> _App and web page records_:
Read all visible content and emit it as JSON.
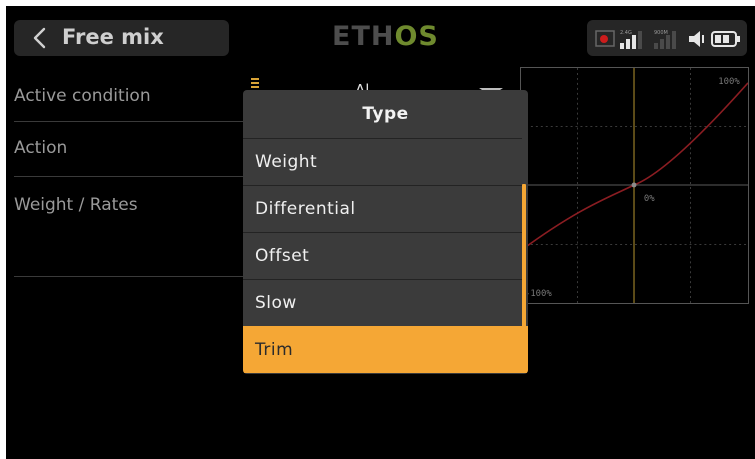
{
  "header": {
    "title": "Free mix",
    "logo_main": "ETH",
    "logo_accent": "OS",
    "status": {
      "signal_1_label": "2.4G",
      "signal_2_label": "900M"
    }
  },
  "form": {
    "rows": [
      {
        "label": "Active condition"
      },
      {
        "label": "Action"
      },
      {
        "label": "Weight / Rates"
      }
    ],
    "active_condition_value_partial": "Al"
  },
  "curve": {
    "top_right_label": "100%",
    "center_label": "0%",
    "bottom_left_label": "-100%",
    "line_color": "#8b1d22",
    "guide_color": "#b8962f"
  },
  "dialog": {
    "title": "Type",
    "options": [
      {
        "label": "Weight"
      },
      {
        "label": "Differential"
      },
      {
        "label": "Offset"
      },
      {
        "label": "Slow"
      },
      {
        "label": "Trim"
      }
    ],
    "selected_index": 4,
    "accent_color": "#f5a735"
  }
}
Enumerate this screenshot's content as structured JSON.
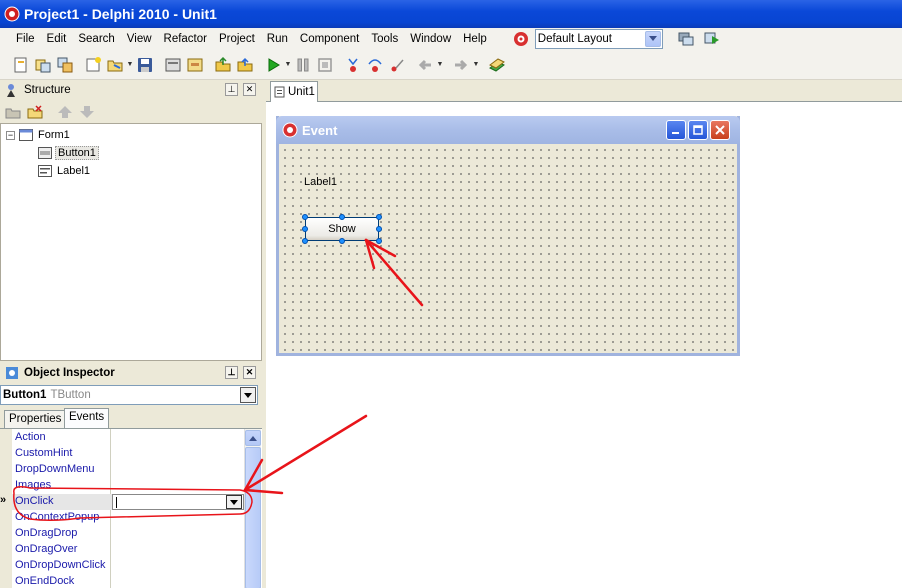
{
  "window": {
    "title": "Project1 - Delphi 2010 - Unit1"
  },
  "menu": {
    "items": [
      "File",
      "Edit",
      "Search",
      "View",
      "Refactor",
      "Project",
      "Run",
      "Component",
      "Tools",
      "Window",
      "Help"
    ],
    "layout_value": "Default Layout"
  },
  "structure": {
    "title": "Structure",
    "tree": {
      "root": "Form1",
      "children": [
        "Button1",
        "Label1"
      ]
    }
  },
  "inspector": {
    "title": "Object Inspector",
    "component_name": "Button1",
    "component_type": "TButton",
    "tabs": [
      "Properties",
      "Events"
    ],
    "active_tab": "Events",
    "events": [
      "Action",
      "CustomHint",
      "DropDownMenu",
      "Images",
      "OnClick",
      "OnContextPopup",
      "OnDragDrop",
      "OnDragOver",
      "OnDropDownClick",
      "OnEndDock"
    ],
    "selected_event": "OnClick",
    "row_marker": "»"
  },
  "editor": {
    "tab": "Unit1",
    "form": {
      "caption": "Event",
      "label_text": "Label1",
      "button_caption": "Show"
    }
  },
  "colors": {
    "annotation": "#e8141a",
    "titlebar": "#0a48d8"
  }
}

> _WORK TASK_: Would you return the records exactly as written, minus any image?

> _OUTPUT OF THE EXERCISE_:
Read all visible content and emit it as JSON.
{
  "header": {
    "title": "Free mix",
    "logo_main": "ETH",
    "logo_accent": "OS",
    "status": {
      "signal_1_label": "2.4G",
      "signal_2_label": "900M"
    }
  },
  "form": {
    "rows": [
      {
        "label": "Active condition"
      },
      {
        "label": "Action"
      },
      {
        "label": "Weight / Rates"
      }
    ],
    "active_condition_value_partial": "Al"
  },
  "curve": {
    "top_right_label": "100%",
    "center_label": "0%",
    "bottom_left_label": "-100%",
    "line_color": "#8b1d22",
    "guide_color": "#b8962f"
  },
  "dialog": {
    "title": "Type",
    "options": [
      {
        "label": "Weight"
      },
      {
        "label": "Differential"
      },
      {
        "label": "Offset"
      },
      {
        "label": "Slow"
      },
      {
        "label": "Trim"
      }
    ],
    "selected_index": 4,
    "accent_color": "#f5a735"
  }
}
Enumerate this screenshot's content as structured JSON.
{
  "window": {
    "title": "Project1 - Delphi 2010 - Unit1"
  },
  "menu": {
    "items": [
      "File",
      "Edit",
      "Search",
      "View",
      "Refactor",
      "Project",
      "Run",
      "Component",
      "Tools",
      "Window",
      "Help"
    ],
    "layout_value": "Default Layout"
  },
  "structure": {
    "title": "Structure",
    "tree": {
      "root": "Form1",
      "children": [
        "Button1",
        "Label1"
      ]
    }
  },
  "inspector": {
    "title": "Object Inspector",
    "component_name": "Button1",
    "component_type": "TButton",
    "tabs": [
      "Properties",
      "Events"
    ],
    "active_tab": "Events",
    "events": [
      "Action",
      "CustomHint",
      "DropDownMenu",
      "Images",
      "OnClick",
      "OnContextPopup",
      "OnDragDrop",
      "OnDragOver",
      "OnDropDownClick",
      "OnEndDock"
    ],
    "selected_event": "OnClick",
    "row_marker": "»"
  },
  "editor": {
    "tab": "Unit1",
    "form": {
      "caption": "Event",
      "label_text": "Label1",
      "button_caption": "Show"
    }
  },
  "colors": {
    "annotation": "#e8141a",
    "titlebar": "#0a48d8"
  }
}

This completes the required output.